For those who lived through the Great Depression, they were forever changed. Of the many recollections provided about that era at Brainy Quote, these three sum up what it was like growing up during the 1930s.
My parents were children during the Great Depression of the 1930s, and it scarred them. Especially my father, who saw destitution in his Brooklyn, New York neighborhood; adults standing in so called ‘bread lines,’ children begging in the streets. —Bill O’Reilly
My parents, products of the Great Depression, were successful people, but lived in a state of constant fear that my sister and I, and they, would sink into the kind of economic insecurity that their generation knew so well. —Ben Stein
Your grandparents came of age in the Great Depression, when everyday life was about deprivation and sacrifice, when the economic conditions of the time were so grave and so unrelenting it would have been easy enough for the American dream to fade away. –Tom Brokaw
By today’s standards, the meals concocted during the Great Depression would be uneatable. I can still recall the meals my mother made during the war and marveled at her ingenuity. When food is limited, you do what it takes to survive. Today, we eat sushi, crab cakes, Thai food, oysters, marinated steak bits, lobster tails, etc. When money is no object, our pallet can be expanded to cover just about anything.

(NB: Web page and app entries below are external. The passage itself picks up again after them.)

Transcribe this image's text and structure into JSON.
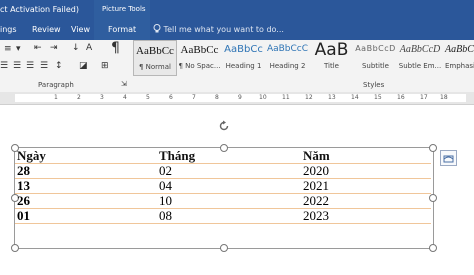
{
  "title_bar": {
    "doc_title": "ct Activation Failed)",
    "context_tab_group": "Picture Tools"
  },
  "tabs": [
    {
      "label": "ings",
      "x": 0
    },
    {
      "label": "Review",
      "x": 32
    },
    {
      "label": "View",
      "x": 71
    }
  ],
  "active_context_tab": "Format",
  "tell_me": "Tell me what you want to do...",
  "ribbon": {
    "paragraph_label": "Paragraph",
    "styles_label": "Styles"
  },
  "styles": [
    {
      "sample": "AaBbCc",
      "name": "¶ Normal",
      "selected": true
    },
    {
      "sample": "AaBbCc",
      "name": "¶ No Spac..."
    },
    {
      "sample": "AaBbCc",
      "name": "Heading 1"
    },
    {
      "sample": "AaBbCcC",
      "name": "Heading 2"
    },
    {
      "sample": "AaB",
      "name": "Title"
    },
    {
      "sample": "AaBbCcD",
      "name": "Subtitle"
    },
    {
      "sample": "AaBbCcD",
      "name": "Subtle Em..."
    },
    {
      "sample": "AaBbCcI",
      "name": "Emphasis"
    }
  ],
  "ruler_ticks": [
    "1",
    "2",
    "3",
    "4",
    "5",
    "6",
    "7",
    "8",
    "9",
    "10",
    "11",
    "12",
    "13",
    "14",
    "15",
    "16",
    "17",
    "18"
  ],
  "table": {
    "headers": [
      "Ngày",
      "Tháng",
      "Năm"
    ],
    "rows": [
      [
        "28",
        "02",
        "2020"
      ],
      [
        "13",
        "04",
        "2021"
      ],
      [
        "26",
        "10",
        "2022"
      ],
      [
        "01",
        "08",
        "2023"
      ]
    ]
  },
  "colors": {
    "ribbon_blue": "#2b579a",
    "row_border": "#f0c69a"
  }
}
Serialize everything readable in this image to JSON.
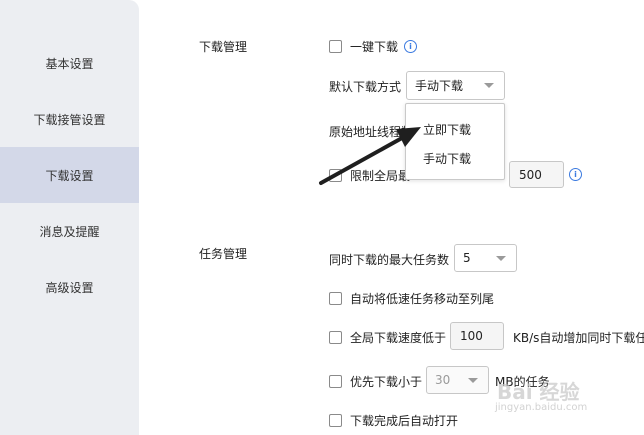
{
  "sidebar": {
    "items": [
      {
        "label": "基本设置"
      },
      {
        "label": "下载接管设置"
      },
      {
        "label": "下载设置"
      },
      {
        "label": "消息及提醒"
      },
      {
        "label": "高级设置"
      }
    ]
  },
  "download_management": {
    "section_label": "下载管理",
    "one_click_download": "一键下载",
    "default_method_label": "默认下载方式",
    "default_method_value": "手动下载",
    "original_thread_label": "原始地址线程数",
    "limit_global_label": "限制全局最",
    "limit_value": "500",
    "dropdown_options": [
      "立即下载",
      "手动下载"
    ]
  },
  "task_management": {
    "section_label": "任务管理",
    "max_tasks_label": "同时下载的最大任务数",
    "max_tasks_value": "5",
    "move_slow_label": "自动将低速任务移动至列尾",
    "global_speed_label": "全局下载速度低于",
    "global_speed_value": "100",
    "global_speed_suffix": "KB/s自动增加同时下载任",
    "priority_label": "优先下载小于",
    "priority_value": "30",
    "priority_suffix": "MB的任务",
    "auto_open_label": "下载完成后自动打开"
  },
  "watermark": {
    "brand": "Bai 经验",
    "url": "jingyan.baidu.com"
  }
}
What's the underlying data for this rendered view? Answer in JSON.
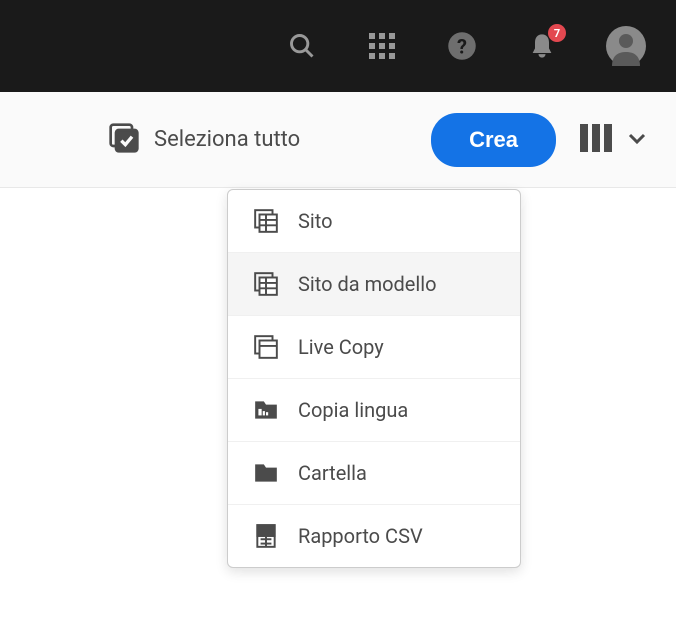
{
  "topbar": {
    "notification_count": "7"
  },
  "actionbar": {
    "select_all_label": "Seleziona tutto",
    "create_label": "Crea"
  },
  "dropdown": {
    "items": [
      {
        "label": "Sito"
      },
      {
        "label": "Sito da modello"
      },
      {
        "label": "Live Copy"
      },
      {
        "label": "Copia lingua"
      },
      {
        "label": "Cartella"
      },
      {
        "label": "Rapporto CSV"
      }
    ]
  }
}
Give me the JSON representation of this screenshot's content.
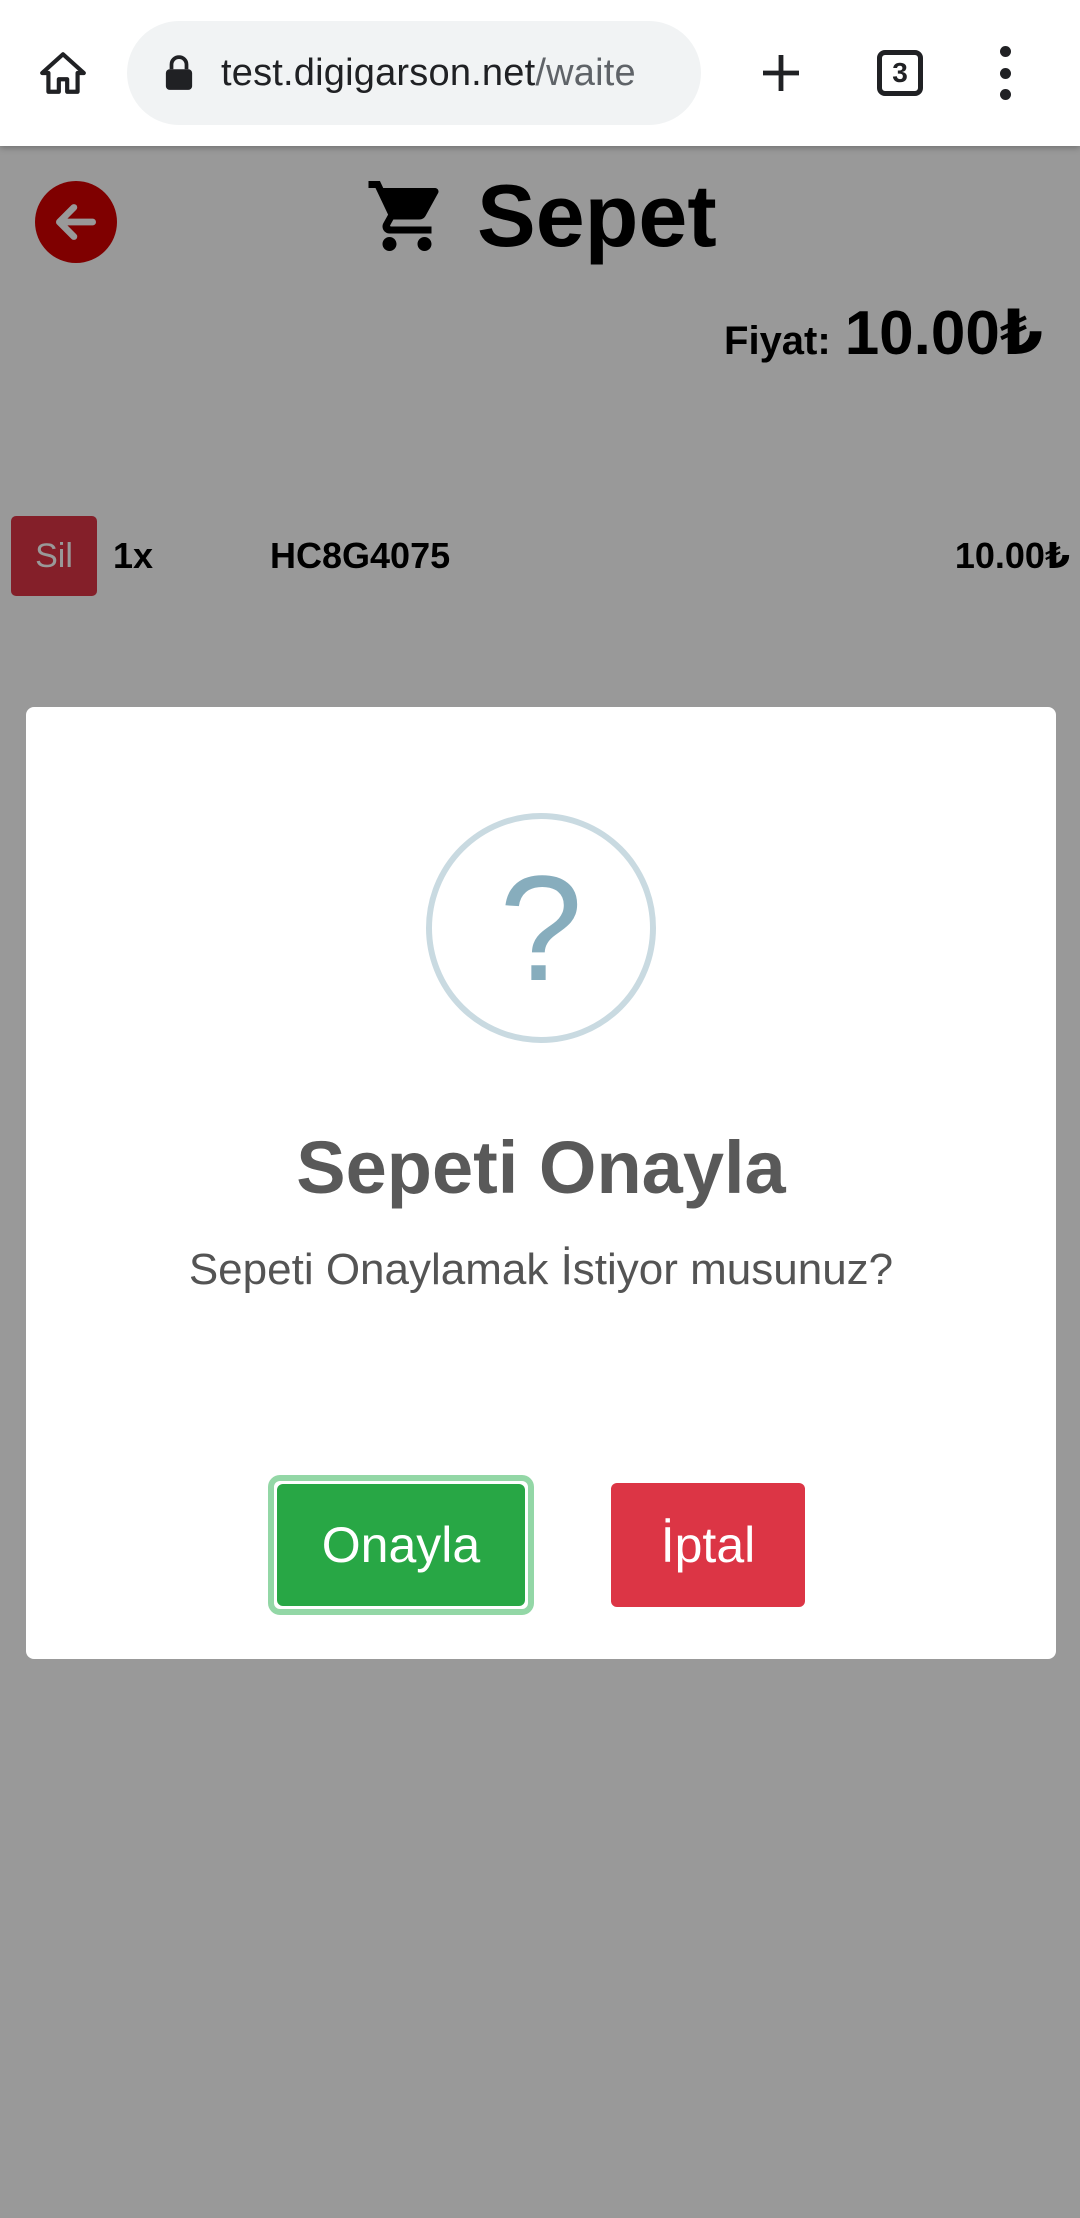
{
  "browser": {
    "url_host": "test.digigarson.net",
    "url_path": "/waite",
    "tab_count": "3",
    "icons": {
      "home": "home-icon",
      "lock": "lock-icon",
      "new_tab": "plus-icon",
      "menu": "more-vert-icon"
    }
  },
  "page": {
    "back_icon": "arrow-left-icon",
    "cart_icon": "cart-icon",
    "title": "Sepet",
    "price_label": "Fiyat:",
    "price_value": "10.00₺",
    "items": [
      {
        "delete_label": "Sil",
        "quantity": "1x",
        "name": "HC8G4075",
        "price": "10.00₺"
      }
    ]
  },
  "modal": {
    "icon": "question-icon",
    "icon_glyph": "?",
    "title": "Sepeti Onayla",
    "text": "Sepeti Onaylamak İstiyor musunuz?",
    "confirm_label": "Onayla",
    "cancel_label": "İptal"
  },
  "colors": {
    "back_button": "#d40000",
    "delete_button": "#dc3545",
    "confirm_button": "#28a745",
    "cancel_button": "#dc3545",
    "question_icon": "#87adbd"
  }
}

I wonder how long some of the people I know would last in a depressed economy. How many kids would survive by eating what was put before them? More hash and stew was served between 1930 and 1945 than we will ever imagine. People ate a lot of potatoes as meat was scarce. There was no such thing as leftovers. Nothing was ever thrown out.
During the Great Depression, there was no such thing as fast food. There were also no microwaves or stand-alone freezers or convection ovens. Many “ice boxes” were exactly that – a refrigerator with a block of ice on the top to cool the small area below it. Food was purchased more often as storage was limited. Large supermarkets were unheard of. Many meat markets sold live chickens, fish, and small portions of meat. The Depression was bad enough but when World War II came along rationing started. In order to get bacon, you had to surrender a coupon with your money. No coupon, no bacon. Small markets were everywhere as people walked to buy their food. Gas and tires were mostly unavailable. The last car was built in early 1942 as the auto plants were converted to munitions factories.
The events of the 1930s and 1940s left a lasting impression on those that lived through it. The term “depressionitis” was coined after the 1930s as people found it hard to spend money, hoarding what little they had, and fearing that tomorrow could be worse than today. While poverty exists today and men, women, and children do go hungry, their poverty is nothing like that experienced during the Great Depression.
Today, perhaps we have it too good. There is an old saying that “history repeats itself because people forget.” And while not wishing for another Great Depression, it can be said that tough times made for tough people. While the Depression era was a tragedy for many, those who lived through it emerged better for the experience. They saved more. They prayed more. They were more grateful for what they had.
Is it possible that too much prosperity damages the moral fiber of people?